Some people, no matter what, will always give the impression that they’re working hard. It’s a defense mechanism — a way to prove their value and usefulness to the organization. They make a living. But these are usually not the successful people I know.

The successful people I know are typically not so “crazy busy.”

They’re spending time with their families; they have time to speak, to golf, to relax. It’s not that they’re not working hard. It’s just that they’re working smarter. Want to be like them? Here’s some advice.

Focus on the important stuff.  

Some people have to make sure that everything is perfect. Successful people I meet know that the world is imperfect. They keep close to the issues that matter and leave the rest to their employees to handle. Everything doesn’t have to be 100-percent correct. Things have a pecking order.

For example, successful sales managers don’t scrutinize the activities of their strong salespeople; they only focus on the activities of those not making quotas. A successful warehouse manager only wants alerts when item quantities fall below a certain level. A successful banker wants to stay on top of his problem accounts because the good accounts don’t need as much attention. By focusing on the 20 percent of things that really need your attention, you leave time to do other things.


When a successful person encounters a problem, her first question isn’t, “How am I going to do this?” Instead, she asks, “Who’s going to do this for me?” People who make lots of money do it by managing other people. Those same people usually have more available time because they know that by giving other people the authority to get things done on their behalf, they can focus on other priorities. So delegate.

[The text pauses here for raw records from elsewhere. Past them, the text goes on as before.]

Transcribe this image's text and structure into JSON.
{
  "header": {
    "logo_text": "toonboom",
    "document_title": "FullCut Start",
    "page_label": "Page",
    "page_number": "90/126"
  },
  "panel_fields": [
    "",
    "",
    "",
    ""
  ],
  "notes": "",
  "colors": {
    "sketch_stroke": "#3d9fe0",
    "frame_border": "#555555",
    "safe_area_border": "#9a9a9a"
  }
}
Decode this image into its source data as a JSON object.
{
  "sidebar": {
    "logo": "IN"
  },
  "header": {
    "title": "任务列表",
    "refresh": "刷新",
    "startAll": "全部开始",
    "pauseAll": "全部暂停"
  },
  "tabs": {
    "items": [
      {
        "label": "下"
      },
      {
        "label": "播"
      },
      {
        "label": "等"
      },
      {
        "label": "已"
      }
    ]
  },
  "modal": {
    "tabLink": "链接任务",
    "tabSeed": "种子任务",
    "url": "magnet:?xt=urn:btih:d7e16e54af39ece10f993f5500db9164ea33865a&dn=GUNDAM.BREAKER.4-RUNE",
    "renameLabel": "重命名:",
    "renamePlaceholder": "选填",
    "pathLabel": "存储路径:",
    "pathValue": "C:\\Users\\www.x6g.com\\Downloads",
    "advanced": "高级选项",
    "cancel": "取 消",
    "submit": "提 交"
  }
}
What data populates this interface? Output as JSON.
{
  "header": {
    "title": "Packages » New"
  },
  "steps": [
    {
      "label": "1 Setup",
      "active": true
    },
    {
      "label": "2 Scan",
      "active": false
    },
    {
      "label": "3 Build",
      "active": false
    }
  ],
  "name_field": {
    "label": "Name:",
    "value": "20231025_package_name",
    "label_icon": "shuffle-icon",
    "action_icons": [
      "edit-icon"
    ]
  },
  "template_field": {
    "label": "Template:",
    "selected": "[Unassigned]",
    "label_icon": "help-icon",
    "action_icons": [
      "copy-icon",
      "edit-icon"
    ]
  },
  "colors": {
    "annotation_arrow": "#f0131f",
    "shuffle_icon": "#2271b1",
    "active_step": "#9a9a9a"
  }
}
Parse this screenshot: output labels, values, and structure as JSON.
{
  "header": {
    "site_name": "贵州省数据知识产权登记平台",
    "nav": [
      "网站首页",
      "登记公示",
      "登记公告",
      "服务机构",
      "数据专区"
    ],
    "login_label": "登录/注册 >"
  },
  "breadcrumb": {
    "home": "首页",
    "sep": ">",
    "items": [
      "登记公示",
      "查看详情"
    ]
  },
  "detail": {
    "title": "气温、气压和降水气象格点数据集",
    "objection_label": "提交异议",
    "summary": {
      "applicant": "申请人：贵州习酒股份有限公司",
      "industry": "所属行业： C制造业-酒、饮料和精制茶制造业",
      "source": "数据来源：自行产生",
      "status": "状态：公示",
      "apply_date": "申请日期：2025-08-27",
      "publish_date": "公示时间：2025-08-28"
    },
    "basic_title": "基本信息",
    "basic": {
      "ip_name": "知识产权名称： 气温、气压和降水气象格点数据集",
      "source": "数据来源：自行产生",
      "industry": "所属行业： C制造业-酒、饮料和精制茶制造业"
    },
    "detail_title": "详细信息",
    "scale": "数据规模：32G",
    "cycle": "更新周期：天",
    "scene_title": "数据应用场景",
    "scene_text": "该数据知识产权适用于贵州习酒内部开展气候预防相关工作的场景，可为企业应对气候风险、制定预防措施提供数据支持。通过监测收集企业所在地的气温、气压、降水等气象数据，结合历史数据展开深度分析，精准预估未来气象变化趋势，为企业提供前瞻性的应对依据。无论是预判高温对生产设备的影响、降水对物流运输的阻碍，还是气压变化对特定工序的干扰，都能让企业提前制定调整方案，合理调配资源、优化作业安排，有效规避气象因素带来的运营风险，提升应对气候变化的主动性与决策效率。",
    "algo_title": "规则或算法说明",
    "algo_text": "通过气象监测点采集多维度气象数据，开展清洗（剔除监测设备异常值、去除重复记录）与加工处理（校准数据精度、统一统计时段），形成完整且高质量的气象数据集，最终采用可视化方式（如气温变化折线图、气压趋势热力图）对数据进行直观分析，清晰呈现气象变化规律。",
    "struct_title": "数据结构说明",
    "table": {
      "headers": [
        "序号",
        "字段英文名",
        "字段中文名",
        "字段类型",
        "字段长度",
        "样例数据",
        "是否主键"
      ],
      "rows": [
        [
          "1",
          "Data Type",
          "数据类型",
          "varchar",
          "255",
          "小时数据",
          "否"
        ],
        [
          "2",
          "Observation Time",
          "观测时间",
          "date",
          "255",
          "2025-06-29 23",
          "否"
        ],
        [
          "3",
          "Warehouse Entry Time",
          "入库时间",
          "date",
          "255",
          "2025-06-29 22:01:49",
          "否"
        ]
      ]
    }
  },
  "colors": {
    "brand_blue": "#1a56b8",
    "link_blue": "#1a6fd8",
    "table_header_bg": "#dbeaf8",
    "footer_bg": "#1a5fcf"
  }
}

Look at your list of things to do today and ask yourself whether you’re so incredibly important that you can’t have others do some of them for you. Believe me, you can and they can.  You’re not so important. In fact, others might do a better job than you if you just give them the chance. Sure, they’ll make some mistakes. Your job is just to make sure they can’t make a catastrophic mistake. Everything else is a learning experience. And how can you grow if you don’t give your people the same chance?

Use technology.  

But only if it makes you more productive. Don’t just get a gadget because it looks neat and then spend the next three days obsessing over it and not getting anything else done.

Technology should allow you to access information that you need wherever you are so you’re not tied down to the office.

Cloud-based technologies like Microsoft® Office 365 from GoDaddy enable you to reach and be reachable to anyone, anywhere. Technology should give you information that will help you make smarter, faster decisions. It should incorporate automatic workflows to alert you to problems before they happen (like a big customer invoice is about to go overdue). The successful business people I know view technology only as a means for improving their lives, not controlling it.

Be selfish.  

If you go home at 5:30 p.m. instead of 6:30 p.m. today, the world will continue to turn. What’s important is your family, your personal life, your sanity. You are not helping your company in the long run if you make yourself so “busy” that you lose the balance between your professional life and relaxation. So be selfish. Say no. Have rules. Be consistent. Put your mental health and your family’s well-being first.

Work to live, not the other way around.

Business owners and managers who strike this right balance in their lives are almost always the best managers – because they work smarter, not harder, they’re just more normal. And in the end, don’t we all want to be as normal as possible? And don’t we want to work for a normal person, not a maniac?

Yeah, she’s so incredibly busy. She works so hard. But is that really so necessary all the time? No. It’s not. Because 100 years from now she’ll be in the same place as the rest of us. No matter what kind of crazy schedule she’s keeping.

Image by: Curious Expeditions via Compfight cc

Gene Marks
Gene Marks writes a daily column for the Washington Post on business and public policy. He also writes weekly for Forbes, Entrepreneur Magazine, Inc. Magazine, and periodically for The Huffington Post and Gene also regularly appears on Fox News, MSNBC, Sirius XM Radio and ABC radio. His work reaches hundreds of thousands of business owners and executives each week. Gene is a Certified Public Accountant and runs the Marks Group PC - a 10-person technology and management consulting firm located near Philadelphia. He spent nine years with the international firm KPMG, most recently as Senior Manager. Gene speaks frequently to business groups so they can better understand the trends affecting their businesses and - most importantly - the actions they should take to continue to grow and profit.